Work with a discount real estate broker
Some brokerages offer discounted realtor fees up front. These companies can help you save money, but some come with risks or worse-than-average customer service. Do your research to understand what you’ll get for the discounted fee. See how we ranked discount real estate brokers in your area based on savings, customer reviews, and our experience mystery shopping with each company.
To save an average of $7,000 on your listing fee without sacrificing service, our agent-matching service is your best option.
Sell without a realtor
The ultimate way to save on realtor fees is to sell without a realtor — though we don’t recommend this to most Washington, D.C. sellers.

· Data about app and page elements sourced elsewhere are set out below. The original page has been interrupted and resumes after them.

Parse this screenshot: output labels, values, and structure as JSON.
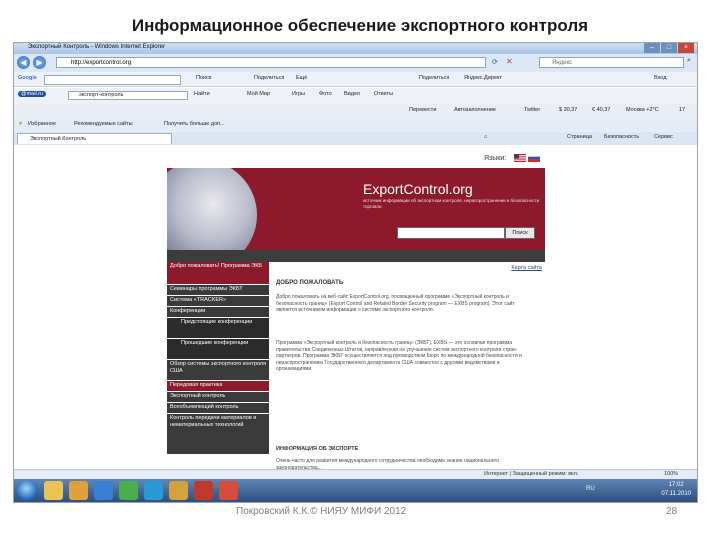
{
  "slide": {
    "title": "Информационное обеспечение экспортного контроля",
    "footer_left": "Покровский К.К.© НИЯУ МИФИ 2012",
    "page_number": "28"
  },
  "browser": {
    "window_title": "Экспортный Контроль - Windows Internet Explorer",
    "url": "http://exportcontrol.org",
    "search_placeholder": "Яндекс",
    "google_toolbar": [
      "Google",
      "Поиск",
      "Поделиться",
      "Ещё",
      "Вход"
    ],
    "google_extra": [
      "Поделиться",
      "Яндекс.Директ",
      "Вход"
    ],
    "mail_toolbar": [
      "@mail.ru",
      "экспорт-контроль",
      "Найти",
      "Мой Мир",
      "Игры",
      "Фото",
      "Видео",
      "Ответы"
    ],
    "ru_toolbar": [
      "Перевести",
      "Автозаполнение",
      "Twitter",
      "$ 30,37",
      "€ 40,37",
      "Москва +2°C",
      "17"
    ],
    "favorites_label": "Избранное",
    "favorites_items": [
      "Рекомендуемые сайты",
      "Получить больше доп..."
    ],
    "tab_label": "Экспортный Контроль",
    "command_items": [
      "Страница",
      "Безопасность",
      "Сервис"
    ],
    "status_text": "Интернет | Защищенный режим: вкл.",
    "zoom": "100%"
  },
  "site": {
    "languages_label": "Языки:",
    "title": "ExportControl.org",
    "subtitle": "источник информации об экспортном контроле, нераспространении и безопасности торговли",
    "search_button": "Поиск",
    "sitemap_link": "Карта сайта",
    "sidebar": [
      {
        "label": "Добро пожаловать! Программа ЭКБ",
        "style": "head"
      },
      {
        "label": "Семинары программы ЭКБТ",
        "style": "normal"
      },
      {
        "label": "Система «TRACKER»",
        "style": "normal"
      },
      {
        "label": "Конференции",
        "style": "normal"
      },
      {
        "label": "Предстоящие конференции",
        "style": "sub"
      },
      {
        "label": "Прошедшие конференции",
        "style": "sub"
      },
      {
        "label": "Обзор системы экспортного контроля США",
        "style": "normal"
      },
      {
        "label": "Передовая практика",
        "style": "head"
      },
      {
        "label": "Экспортный контроль",
        "style": "normal"
      },
      {
        "label": "Всеобъемлющий контроль",
        "style": "normal"
      },
      {
        "label": "Контроль передачи материалов и нематериальных технологий",
        "style": "normal"
      }
    ],
    "welcome_heading": "ДОБРО ПОЖАЛОВАТЬ",
    "welcome_text": "Добро пожаловать на веб-сайт ExportControl.org, посвященный программе «Экспортный контроль и безопасность границ» (Export Control and Related Border Security program — EXBS program). Этот сайт является источником информации о системе экспортного контроля.",
    "program_text": "Программа «Экспортный контроль и безопасность границ» (ЭКБГ), EXBS — это основная программа правительства Соединенных Штатов, направленная на улучшение систем экспортного контроля стран-партнеров. Программа ЭКБГ осуществляется под руководством Бюро по международной безопасности и нераспространению Государственного департамента США совместно с другими ведомствами и организациями.",
    "info_heading": "ИНФОРМАЦИЯ ОБ ЭКСПОРТЕ",
    "info_text": "Очень часто для развития международного сотрудничества необходимо знание национального законодательства..."
  },
  "taskbar": {
    "language": "RU",
    "time": "17:02",
    "date": "07.11.2010"
  },
  "colors": {
    "site_header": "#8c1a2b",
    "sidebar_dark": "#3a3a3a",
    "sidebar_head": "#8c1a2b",
    "taskbar": "#2c4f7e"
  }
}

You’ll avoid paying a listing commission, but you’ll have to do all of the work of a listing agent on your own. Plus, you’ll still want to pay a full buyer’s agent commission to incentivize other agents to show your home to their buyers.
Other FAQs about Washington, D.C. real estate commissions
Does the seller pay real estate fees?
Typically, the seller pays all real estate fees out of the proceeds from their home sale. That includes the buyer’s agent’s commission. See more about Washington, D.C. real estate commission fees and how they break down.
Can I negotiate real estate commissions?
Most real estate agents are willing to negotiate their commission rate — but to do so successfully, you have to give your agent a reason to cut you a deal. Making your sale faster and more efficient, using fewer agent services, or using other agents as competition can all be effective ways to negotiate a commission discount. Learn how to save on commission.
We regularly survey our pool of 14,000 partner agents nationwide on the commission rates they use for buying and selling. These data points are averages based on responses we’ve received from two agents across Washington, D.C.
We also interviewed Jessica Olevsky, a realtor who works in D.C., Maryland, and Virginia.